“May you live in interesting times” is the backhanded compliment of an old Chinese curse. The financial sector has certainly lived through interesting times lately . . . not so much because of the COVID pandemic, which certainly doesn’t help, but rather the economic environment it has been struggling with over the last decade and a half.
Jolts to the sector have been widespread and nonstop. Without trying to list them all, this blog post aims to come up with some reflections about the challenges and opportunities it now faces.
The financial sector as a whole, and in particular banking, is now going through a thoroughgoing transformation. Its business model has been strained to breaking point by three global trends. Firstly, the low-interest scenario, a result of the need to kickstart economic growth at all costs. Secondly, an increase in regulatory pressure due to the 2008 downturn. Last but not least, the cutthroat environment of new players harnessing the new technologies to break into a market that was hitherto practically a closed shop.
The low interest rate environment (LIRE), a knock-on effect of low economic growth, poses a risk to the profitability of financial institutions. Although, in the short term, low interest rates might spur demand, cut operational risks and lower financing costs, the interest curve nonetheless plays against net interest margins, hitting hardest the deposit-intensive businesses as well as the smaller and lower-capitalization firms.
The increasing regulatory pressure, brought in to reduce the financial system’s systemic risk after the latest crises, has indeed helped to make institutions more resilient; the downside is the upward cost leverage, hitting profitability anew, plus fiercer competition from other players.

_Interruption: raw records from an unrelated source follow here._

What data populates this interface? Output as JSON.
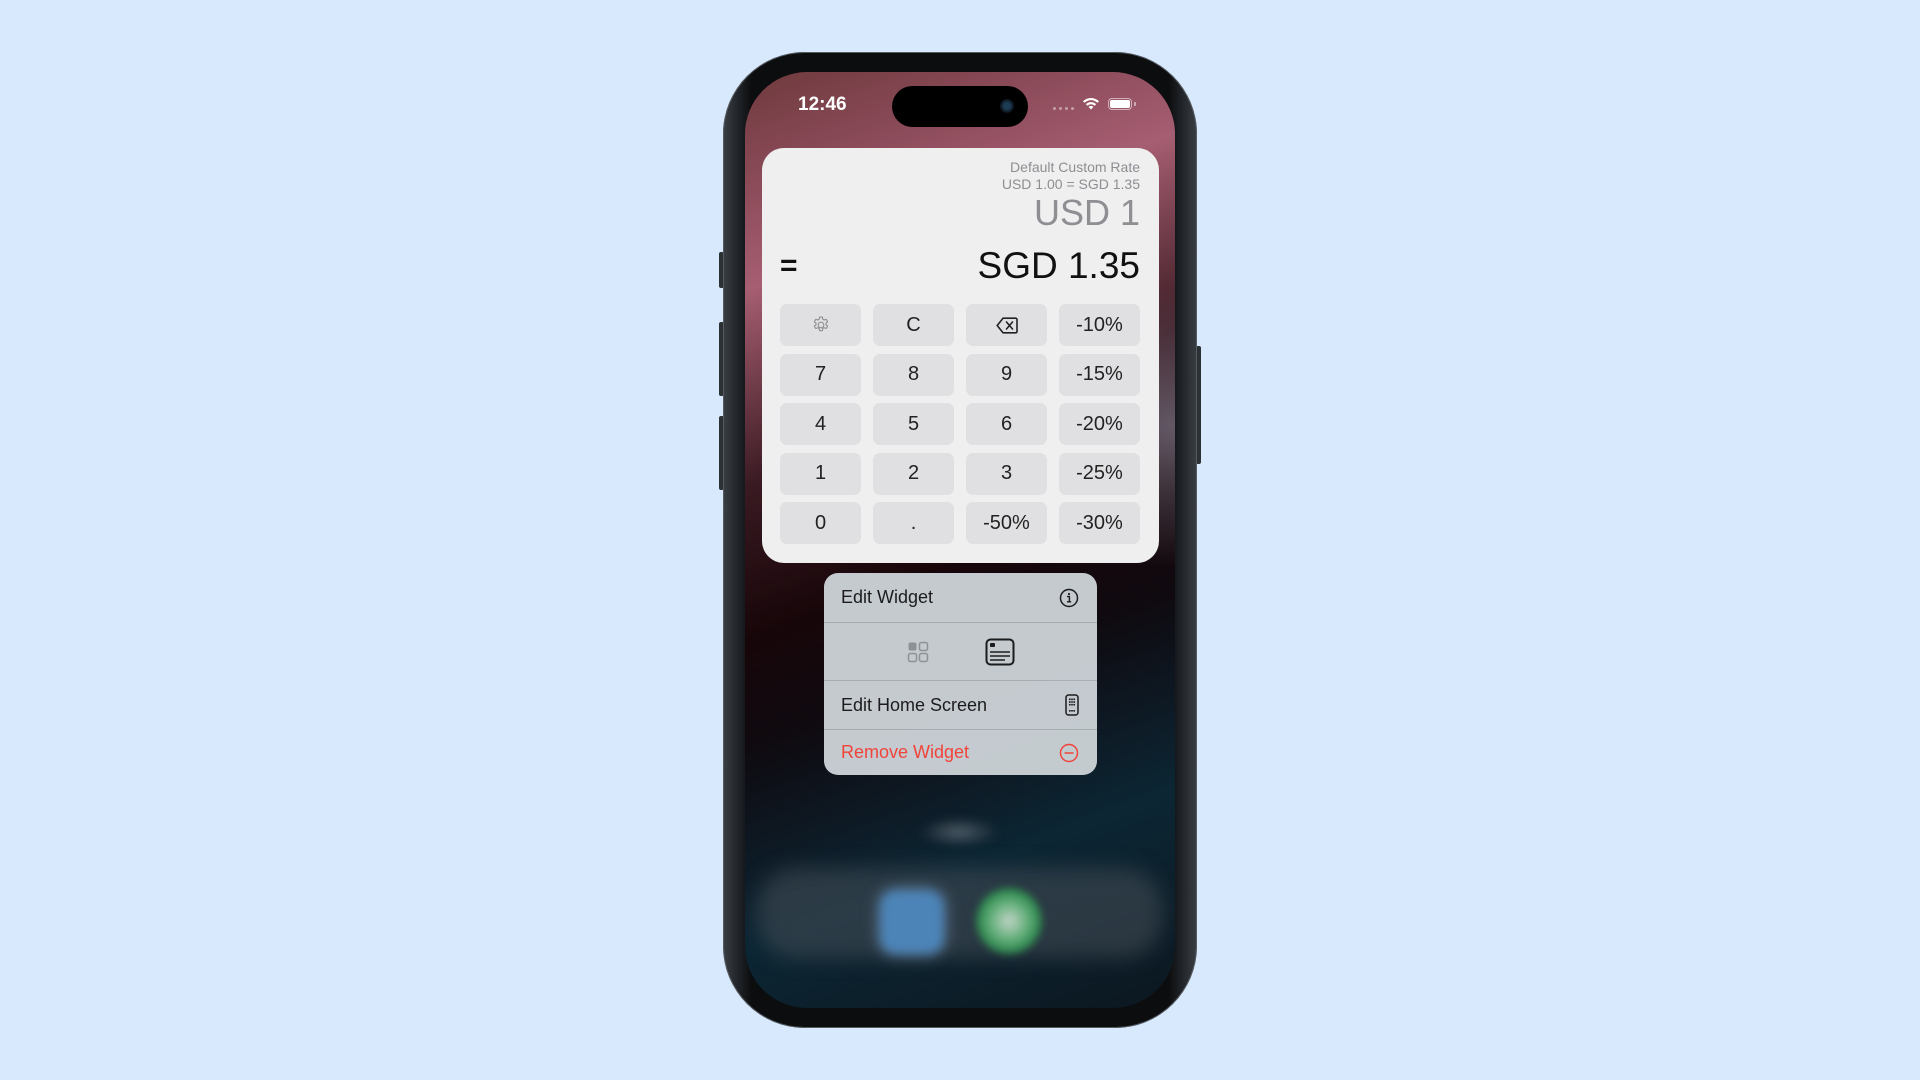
{
  "status_bar": {
    "time": "12:46",
    "icons": [
      "signal-dots-icon",
      "wifi-icon",
      "battery-icon"
    ]
  },
  "widget": {
    "rate_title": "Default Custom Rate",
    "rate_detail": "USD 1.00 = SGD 1.35",
    "input_amount": "USD 1",
    "equals": "=",
    "result_amount": "SGD 1.35",
    "keys": [
      {
        "label": "",
        "icon": "gear-icon",
        "name": "settings-key"
      },
      {
        "label": "C",
        "name": "clear-key"
      },
      {
        "label": "",
        "icon": "backspace-icon",
        "name": "backspace-key"
      },
      {
        "label": "-10%",
        "name": "discount-10-key"
      },
      {
        "label": "7",
        "name": "digit-7-key"
      },
      {
        "label": "8",
        "name": "digit-8-key"
      },
      {
        "label": "9",
        "name": "digit-9-key"
      },
      {
        "label": "-15%",
        "name": "discount-15-key"
      },
      {
        "label": "4",
        "name": "digit-4-key"
      },
      {
        "label": "5",
        "name": "digit-5-key"
      },
      {
        "label": "6",
        "name": "digit-6-key"
      },
      {
        "label": "-20%",
        "name": "discount-20-key"
      },
      {
        "label": "1",
        "name": "digit-1-key"
      },
      {
        "label": "2",
        "name": "digit-2-key"
      },
      {
        "label": "3",
        "name": "digit-3-key"
      },
      {
        "label": "-25%",
        "name": "discount-25-key"
      },
      {
        "label": "0",
        "name": "digit-0-key"
      },
      {
        "label": ".",
        "name": "decimal-key"
      },
      {
        "label": "-50%",
        "name": "discount-50-key"
      },
      {
        "label": "-30%",
        "name": "discount-30-key"
      }
    ]
  },
  "context_menu": {
    "edit_widget": "Edit Widget",
    "edit_widget_icon": "info-icon",
    "size_options": [
      "small-grid-size-icon",
      "medium-widget-size-icon"
    ],
    "selected_size": "medium-widget-size-icon",
    "edit_home_screen": "Edit Home Screen",
    "edit_home_screen_icon": "phone-apps-icon",
    "remove_widget": "Remove Widget",
    "remove_widget_icon": "minus-circle-icon",
    "destructive_color": "#f0443a"
  },
  "dock": {
    "apps": [
      "blurred-blue-app-icon",
      "blurred-green-app-icon"
    ]
  },
  "colors": {
    "background": "#d8e9fe",
    "widget_bg": "#efefef",
    "key_bg": "#e0e0e2",
    "muted_text": "#8e8e93"
  }
}
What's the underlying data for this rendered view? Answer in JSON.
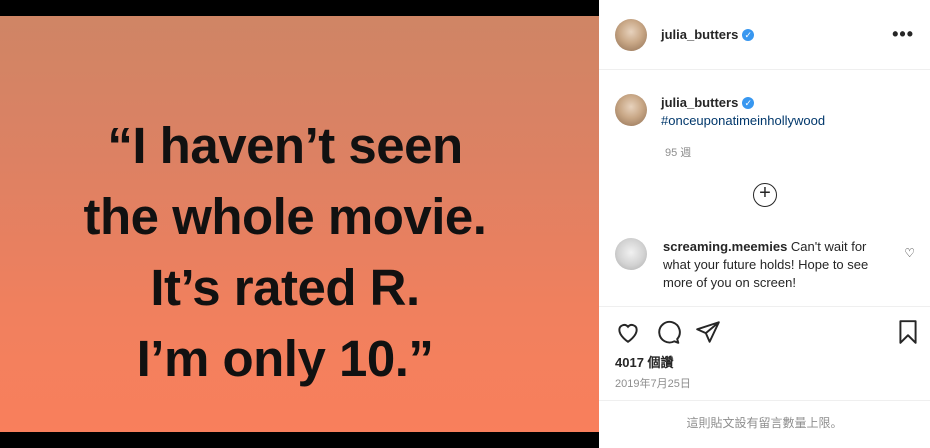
{
  "post": {
    "quote_lines": [
      "“I haven’t seen",
      "the whole movie.",
      "It’s rated R.",
      "I’m only 10.”"
    ]
  },
  "header": {
    "username": "julia_butters",
    "verified_icon": "verified-badge-icon",
    "more_label": "•••"
  },
  "caption": {
    "username": "julia_butters",
    "hashtag": "#onceuponatimeinhollywood",
    "age": "95 週"
  },
  "load_more_label": "+",
  "comment": {
    "username": "screaming.meemies",
    "text": "Can't wait for what your future holds! Hope to see more of you on screen!"
  },
  "stats": {
    "likes": "4017 個讚",
    "date": "2019年7月25日"
  },
  "footer": {
    "limit_notice": "這則貼文設有留言數量上限。"
  },
  "colors": {
    "accent": "#3897f0",
    "media_top": "#cf8565",
    "media_bottom": "#f97f5c"
  }
}
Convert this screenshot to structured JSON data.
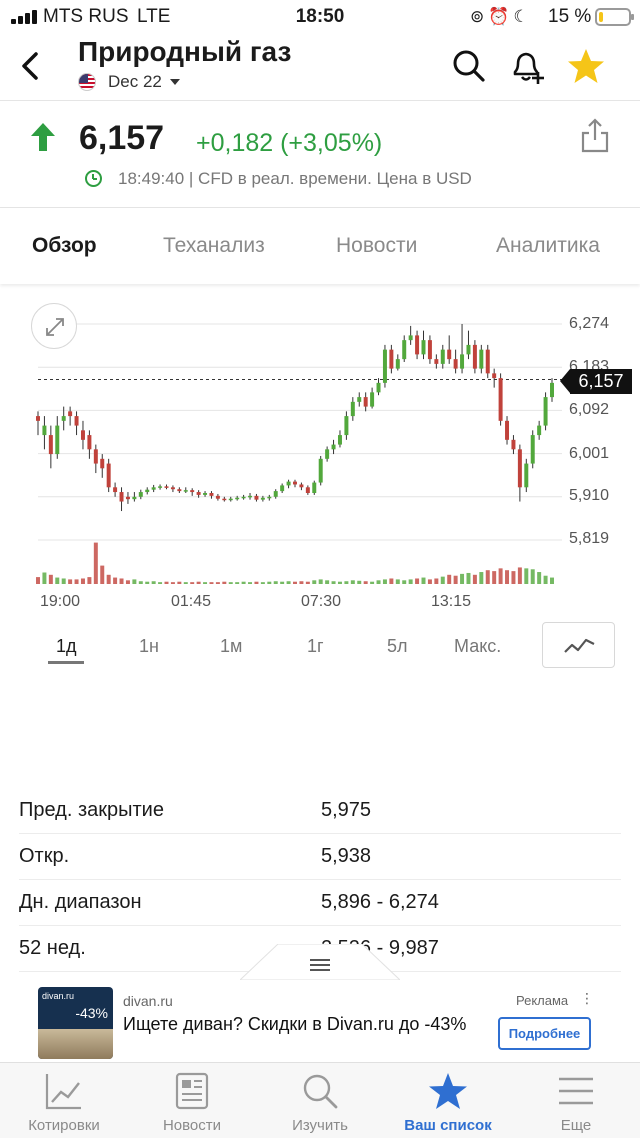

The net result of the two abovementioned factors is an irruption of new players into the market (Fintech and Bigtech). Armed with the latest technological advances and inspired by a contrary business model, they represent a clear threat to traditional institutions, especially in products and services where entrance barriers are lower and regulatory loads are less onerous (means of payment, consumer credit, etc.)
The natural response
In response to this scenario, financial institutions have rolled out different strategies.
First of all there has been a growing trend to concentration of the institutions by way of mergers and acquisitions. When margins are trimmed, volume comes into its own. Synergies enable operational and structural costs to be cut.
The second notable trend is towards a reduction in costs. Demography and a market comprising increasingly digitalized clients are two factors that have favored this endeavor, cutting the costs of commercial networks and speeding up the transformation to purely digital products.
These strategies, it might be argued, are natural responses. Nonetheless they have fallen short of their mark, proving unable to cope fully with the onslaught of new players. The main institutions have therefore bowed to the need of undertaking a thoroughgoing transformation, enabling them to joust against the new lances of Fintechs and, above all, Bigtechs.
This digital transformation comes in various shapes and sizes. In a nutshell, it is a question of recognizing the need of refocusing design, rolling out and marketing financial products to meet clients’ needs and expectations.
Apart from the cultural change, another key role in this strategy is played by modification of business processes and technology.
Ferreting out clients’ needs and expectations no longer depends on a commercial network hard by the bank but rather on very complex platforms and ecosystems that glean all possible client information (big data) and then analyze it (machine learning) with the aim of personalizing the range, client experience and relationships.
These ecosystems and platforms are no longer hosted in massive, proprietary datacenters but rather cloud systems, enabling clients to tap into calculation-, storage- and communication-power that would otherwise have been well beyond their economies of scale using inhouse resources.
These processes seek maximum automation (machine learning, cognitive techniques, RPA, etc), enhancing quality while also cutting operational costs.
The downside of the promised world of new technology and its transformation capacity is the new challenges it poses, transformed challenges .
In the first place the importance of privacy is really brought out by this big data scenario. Besides the regulatory aspects, client confidence is an asset that is based, among other factors, on a proper management of their data and a guarantee that this data is to be used only for legitimate and justified purposes.
Secondly, big data and artificial-intelligence techniques have to be applied correctly to ensure a real benefit for clients, guaranteeing algorithm fairness and explicability.
A necessary but not sufficient condition here is to guarantee cybersecurity. Institutions’ exposure zone is increasing in line with the digital transformation process, increasing risks. This calls for new risk-management strategies and tools.
Author: Roberto López Navarro
Las opiniones vertidas por el autor son enteramente suyas y no siempre representan la opinión de GMV
The author’s views are entirely his own and may not reflect the views of GMV